Magda Stepanyan, MA, MSc, CIRM

Risk Society

 




Magda Stepanyan
is founder & CEO of the Risk Society consultancy (http://www.risk-society.com/). She holds an MA in Sociology from Yerevan State University, Armenia, an MSc in Public Administration from Leiden University, the Netherlands, and the International Certificate in Risk Management from the Institute of Risk Management (IRM).

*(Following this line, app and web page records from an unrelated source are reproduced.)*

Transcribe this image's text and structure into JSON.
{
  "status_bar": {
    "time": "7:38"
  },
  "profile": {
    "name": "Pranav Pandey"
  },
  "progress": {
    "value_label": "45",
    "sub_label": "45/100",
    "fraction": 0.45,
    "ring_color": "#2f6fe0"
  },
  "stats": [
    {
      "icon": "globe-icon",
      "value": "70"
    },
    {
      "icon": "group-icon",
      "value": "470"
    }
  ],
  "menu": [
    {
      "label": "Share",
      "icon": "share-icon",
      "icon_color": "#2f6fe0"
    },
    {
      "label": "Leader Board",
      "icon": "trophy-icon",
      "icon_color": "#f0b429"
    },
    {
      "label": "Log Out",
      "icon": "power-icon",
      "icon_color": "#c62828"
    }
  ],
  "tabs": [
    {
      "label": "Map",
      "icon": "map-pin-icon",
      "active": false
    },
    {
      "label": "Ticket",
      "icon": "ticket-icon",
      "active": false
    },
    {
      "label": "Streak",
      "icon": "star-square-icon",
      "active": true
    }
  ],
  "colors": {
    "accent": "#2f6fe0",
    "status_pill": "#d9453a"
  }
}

Magda’s expertise is in resilience programming, integrated risk management (IRM), risk-informed strategy planning and implementation, disaster and climate risk management, horizon scanning for strategy and policy development, monitoring and evaluation. She has more than 15 years of management and consultancy experience, working with organizations such as the EC, UN, WB, Red Cross, and others. In 2012 Magda authored a UNDP Technical Paper on “Risk Management for Capacity Development Facilities”.

Magda can be contacted at mailto:magdastepanyan@yahoo.com